Return to site

How You Can Deal With Debt Collectors During The Pandemic

· Bud Hibbs,Stop Debt Collectors,CFBP,FDCPA,Coronavirus

The outbreak of the coronavirus pandemic has resulted in unemployment for a lot of people. And it is evident that most of you may have trouble paying bills and have entered the defaulters' list. So, during such times, getting calls from debt collectors can be quite annoying. But if a debt collector repeatedly calls you asking for payments, you can deal with them in the following ways:

  • If collectors do not abide by the rules under the FDCPA, you can raise a complaint against them. These rules include no repeated calls, no usage of foul language or threats. Also, the collectors can only contact you between 8 a.m and 9 p.m.

Furthermore, the federal, state and local governments have established various programs during the coronavirus outbreak, so that it may help you manage your debts.


The details of the programs are as follows:

  • The collection of federally owned student loans that are in default has been stopped for a temporary period by the Department of Education. Moreover, even if you are not a defaulter, you need not pay the monthly payments for the federal student loans from 13th March to 30th September 2020, and the interest has also been suspended for the period.
  • Various state and local governments have stopped foreclosures, water, and other utility shut-offs, and evictions for a temporary period. You can also contact your state or local government to know about the emergency protections that may apply.
  • States have also limited the actions debt collectors can take during the pandemic. For instance, a debt collector can seize payments from your accounts, but this has been declared illegal temporarily; therefore, collectors are not allowed to make debt collection seizures. You can contact your state attorney general in order to find out about the emergency limits on debt collection action that may apply in your states.

If the debt collector still persists in calling you after repeatedly telling them to stop, you can send them a letter stating clearly to stop contacting you.

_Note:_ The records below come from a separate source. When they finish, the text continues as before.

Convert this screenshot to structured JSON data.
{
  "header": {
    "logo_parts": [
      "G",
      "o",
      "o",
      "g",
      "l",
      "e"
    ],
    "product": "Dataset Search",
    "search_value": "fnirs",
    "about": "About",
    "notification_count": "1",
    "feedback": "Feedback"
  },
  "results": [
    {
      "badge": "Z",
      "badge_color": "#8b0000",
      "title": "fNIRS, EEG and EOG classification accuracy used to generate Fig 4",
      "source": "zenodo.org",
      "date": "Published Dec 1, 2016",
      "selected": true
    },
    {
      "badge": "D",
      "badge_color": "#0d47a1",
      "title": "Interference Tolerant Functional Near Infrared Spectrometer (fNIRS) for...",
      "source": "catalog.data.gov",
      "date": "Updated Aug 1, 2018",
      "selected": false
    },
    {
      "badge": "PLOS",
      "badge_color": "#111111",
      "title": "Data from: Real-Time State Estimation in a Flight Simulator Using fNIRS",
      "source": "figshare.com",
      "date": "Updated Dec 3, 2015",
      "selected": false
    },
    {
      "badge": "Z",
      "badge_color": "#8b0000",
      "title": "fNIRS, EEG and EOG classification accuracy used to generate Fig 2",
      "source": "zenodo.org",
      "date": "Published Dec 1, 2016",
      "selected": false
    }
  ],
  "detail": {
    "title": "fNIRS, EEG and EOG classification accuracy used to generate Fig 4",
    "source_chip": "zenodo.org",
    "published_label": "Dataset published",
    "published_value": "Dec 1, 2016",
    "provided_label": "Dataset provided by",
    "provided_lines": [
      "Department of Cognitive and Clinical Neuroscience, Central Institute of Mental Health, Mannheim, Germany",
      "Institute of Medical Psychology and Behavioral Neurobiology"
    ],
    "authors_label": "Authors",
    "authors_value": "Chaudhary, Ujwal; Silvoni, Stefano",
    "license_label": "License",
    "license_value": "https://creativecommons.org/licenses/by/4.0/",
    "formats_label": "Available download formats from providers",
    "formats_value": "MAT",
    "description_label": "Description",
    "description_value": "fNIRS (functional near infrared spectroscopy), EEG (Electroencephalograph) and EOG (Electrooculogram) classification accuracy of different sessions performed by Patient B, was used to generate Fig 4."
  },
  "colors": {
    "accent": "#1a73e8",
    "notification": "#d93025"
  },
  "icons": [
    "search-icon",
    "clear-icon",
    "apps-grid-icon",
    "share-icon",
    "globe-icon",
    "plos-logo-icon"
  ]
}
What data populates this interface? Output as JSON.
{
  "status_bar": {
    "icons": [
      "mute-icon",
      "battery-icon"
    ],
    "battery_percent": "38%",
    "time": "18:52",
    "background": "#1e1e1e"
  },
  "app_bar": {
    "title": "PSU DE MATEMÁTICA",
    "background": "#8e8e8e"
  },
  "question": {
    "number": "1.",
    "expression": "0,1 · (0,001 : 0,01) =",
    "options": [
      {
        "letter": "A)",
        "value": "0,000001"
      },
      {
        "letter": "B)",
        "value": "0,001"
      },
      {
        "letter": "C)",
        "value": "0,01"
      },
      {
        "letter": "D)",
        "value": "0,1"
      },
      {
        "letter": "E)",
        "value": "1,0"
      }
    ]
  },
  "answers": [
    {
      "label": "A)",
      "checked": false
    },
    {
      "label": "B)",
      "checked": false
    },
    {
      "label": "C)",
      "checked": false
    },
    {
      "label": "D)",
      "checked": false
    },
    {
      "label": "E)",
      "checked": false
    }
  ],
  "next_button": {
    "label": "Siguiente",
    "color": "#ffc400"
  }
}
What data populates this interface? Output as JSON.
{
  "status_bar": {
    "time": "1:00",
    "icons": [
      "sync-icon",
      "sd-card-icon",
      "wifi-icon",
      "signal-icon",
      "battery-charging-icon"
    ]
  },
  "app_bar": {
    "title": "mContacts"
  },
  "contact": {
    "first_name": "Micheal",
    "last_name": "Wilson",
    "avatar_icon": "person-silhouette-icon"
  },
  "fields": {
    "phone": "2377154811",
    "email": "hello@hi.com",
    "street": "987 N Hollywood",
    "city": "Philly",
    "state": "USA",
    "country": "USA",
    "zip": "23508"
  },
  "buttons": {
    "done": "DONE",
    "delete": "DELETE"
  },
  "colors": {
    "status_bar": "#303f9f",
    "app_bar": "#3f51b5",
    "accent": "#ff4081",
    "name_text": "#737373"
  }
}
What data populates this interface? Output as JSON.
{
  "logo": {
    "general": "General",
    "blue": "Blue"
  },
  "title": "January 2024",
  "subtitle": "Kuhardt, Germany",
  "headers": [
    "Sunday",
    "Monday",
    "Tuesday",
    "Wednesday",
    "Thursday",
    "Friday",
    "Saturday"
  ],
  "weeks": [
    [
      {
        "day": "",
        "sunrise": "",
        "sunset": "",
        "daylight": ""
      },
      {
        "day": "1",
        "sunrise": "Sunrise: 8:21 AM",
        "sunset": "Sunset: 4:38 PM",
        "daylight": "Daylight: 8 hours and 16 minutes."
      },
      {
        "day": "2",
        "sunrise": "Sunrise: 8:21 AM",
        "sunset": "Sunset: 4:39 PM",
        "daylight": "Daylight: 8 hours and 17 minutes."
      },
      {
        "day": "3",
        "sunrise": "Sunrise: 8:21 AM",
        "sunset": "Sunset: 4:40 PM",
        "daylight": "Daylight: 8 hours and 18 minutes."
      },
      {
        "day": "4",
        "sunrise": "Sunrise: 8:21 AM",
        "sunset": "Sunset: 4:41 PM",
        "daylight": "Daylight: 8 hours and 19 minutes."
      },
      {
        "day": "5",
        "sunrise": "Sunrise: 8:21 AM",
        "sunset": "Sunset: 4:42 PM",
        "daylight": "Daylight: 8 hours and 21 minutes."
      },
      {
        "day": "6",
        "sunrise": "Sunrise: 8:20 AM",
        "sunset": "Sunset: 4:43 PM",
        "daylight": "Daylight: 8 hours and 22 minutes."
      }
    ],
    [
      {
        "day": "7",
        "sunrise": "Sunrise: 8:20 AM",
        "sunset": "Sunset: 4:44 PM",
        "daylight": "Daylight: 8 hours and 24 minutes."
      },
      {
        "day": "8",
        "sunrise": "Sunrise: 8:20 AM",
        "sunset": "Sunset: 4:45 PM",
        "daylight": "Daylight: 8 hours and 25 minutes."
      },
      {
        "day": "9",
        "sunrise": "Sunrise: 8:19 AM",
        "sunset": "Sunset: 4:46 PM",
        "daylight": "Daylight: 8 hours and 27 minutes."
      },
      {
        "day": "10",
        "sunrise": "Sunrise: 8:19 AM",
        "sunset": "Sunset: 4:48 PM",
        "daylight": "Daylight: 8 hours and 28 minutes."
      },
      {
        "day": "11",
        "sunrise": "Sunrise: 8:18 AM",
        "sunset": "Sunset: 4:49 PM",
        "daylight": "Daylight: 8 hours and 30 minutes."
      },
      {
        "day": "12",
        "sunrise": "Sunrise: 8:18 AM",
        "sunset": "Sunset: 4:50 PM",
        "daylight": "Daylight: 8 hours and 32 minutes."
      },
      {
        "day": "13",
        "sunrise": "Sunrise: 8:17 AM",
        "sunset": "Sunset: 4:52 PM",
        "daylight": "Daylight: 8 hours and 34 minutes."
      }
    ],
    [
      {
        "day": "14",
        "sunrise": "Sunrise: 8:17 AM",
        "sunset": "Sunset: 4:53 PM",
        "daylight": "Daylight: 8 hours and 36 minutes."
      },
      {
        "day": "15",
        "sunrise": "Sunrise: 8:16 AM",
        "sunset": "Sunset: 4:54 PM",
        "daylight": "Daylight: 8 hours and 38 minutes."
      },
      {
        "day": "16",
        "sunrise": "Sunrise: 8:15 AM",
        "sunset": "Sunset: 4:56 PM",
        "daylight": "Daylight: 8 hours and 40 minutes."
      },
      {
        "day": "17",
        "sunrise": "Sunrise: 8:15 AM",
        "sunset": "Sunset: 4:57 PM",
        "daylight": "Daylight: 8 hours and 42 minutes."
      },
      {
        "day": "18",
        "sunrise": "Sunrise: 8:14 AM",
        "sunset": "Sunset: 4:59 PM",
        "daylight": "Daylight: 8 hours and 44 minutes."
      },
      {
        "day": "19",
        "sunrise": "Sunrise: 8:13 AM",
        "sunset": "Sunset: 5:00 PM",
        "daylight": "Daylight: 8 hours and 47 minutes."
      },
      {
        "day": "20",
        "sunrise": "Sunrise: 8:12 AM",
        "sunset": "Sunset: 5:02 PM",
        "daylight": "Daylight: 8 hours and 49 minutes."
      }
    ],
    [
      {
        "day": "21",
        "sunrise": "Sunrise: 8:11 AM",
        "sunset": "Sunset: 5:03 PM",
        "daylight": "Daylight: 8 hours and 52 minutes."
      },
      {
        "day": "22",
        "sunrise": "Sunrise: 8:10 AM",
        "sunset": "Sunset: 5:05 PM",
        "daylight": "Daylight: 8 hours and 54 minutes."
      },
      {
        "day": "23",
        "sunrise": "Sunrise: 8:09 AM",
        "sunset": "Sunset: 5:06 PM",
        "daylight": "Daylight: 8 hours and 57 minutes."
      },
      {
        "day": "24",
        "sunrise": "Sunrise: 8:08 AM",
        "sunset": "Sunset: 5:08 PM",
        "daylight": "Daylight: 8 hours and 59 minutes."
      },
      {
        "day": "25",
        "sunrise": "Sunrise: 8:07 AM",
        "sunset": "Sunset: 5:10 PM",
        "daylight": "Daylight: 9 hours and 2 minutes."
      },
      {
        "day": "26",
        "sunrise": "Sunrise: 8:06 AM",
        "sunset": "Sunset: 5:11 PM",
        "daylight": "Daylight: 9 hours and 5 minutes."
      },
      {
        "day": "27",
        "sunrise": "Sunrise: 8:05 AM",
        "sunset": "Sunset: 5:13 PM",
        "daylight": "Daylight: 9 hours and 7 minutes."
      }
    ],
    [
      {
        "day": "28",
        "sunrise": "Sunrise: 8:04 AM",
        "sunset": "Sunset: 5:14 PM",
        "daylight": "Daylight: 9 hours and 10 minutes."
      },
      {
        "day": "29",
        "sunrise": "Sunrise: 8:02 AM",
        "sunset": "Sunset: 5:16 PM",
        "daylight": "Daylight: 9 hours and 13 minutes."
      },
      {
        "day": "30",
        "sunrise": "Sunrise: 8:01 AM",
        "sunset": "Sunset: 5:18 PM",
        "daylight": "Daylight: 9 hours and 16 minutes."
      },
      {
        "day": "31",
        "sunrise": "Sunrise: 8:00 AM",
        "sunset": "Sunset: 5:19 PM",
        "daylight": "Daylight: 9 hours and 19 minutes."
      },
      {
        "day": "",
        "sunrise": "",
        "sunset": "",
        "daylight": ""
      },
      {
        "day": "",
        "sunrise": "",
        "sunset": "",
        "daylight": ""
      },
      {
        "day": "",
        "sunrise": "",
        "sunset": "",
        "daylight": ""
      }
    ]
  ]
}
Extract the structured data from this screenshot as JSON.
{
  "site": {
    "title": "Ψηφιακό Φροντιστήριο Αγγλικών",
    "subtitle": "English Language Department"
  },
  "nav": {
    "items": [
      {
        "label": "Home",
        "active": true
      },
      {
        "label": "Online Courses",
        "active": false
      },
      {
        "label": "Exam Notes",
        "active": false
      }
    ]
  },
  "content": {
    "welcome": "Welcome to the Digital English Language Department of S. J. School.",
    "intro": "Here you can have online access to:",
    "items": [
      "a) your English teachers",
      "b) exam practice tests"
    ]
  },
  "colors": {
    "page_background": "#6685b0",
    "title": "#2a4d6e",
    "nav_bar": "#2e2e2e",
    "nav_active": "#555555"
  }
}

Although it won't get your debt canceled, and you can still be sued, stopping the calls can reduce the stress and give you time to figure out how you can pay the debts.

All Posts

Almost done…

We just sent you an email. Please click the link in the email to confirm your subscription!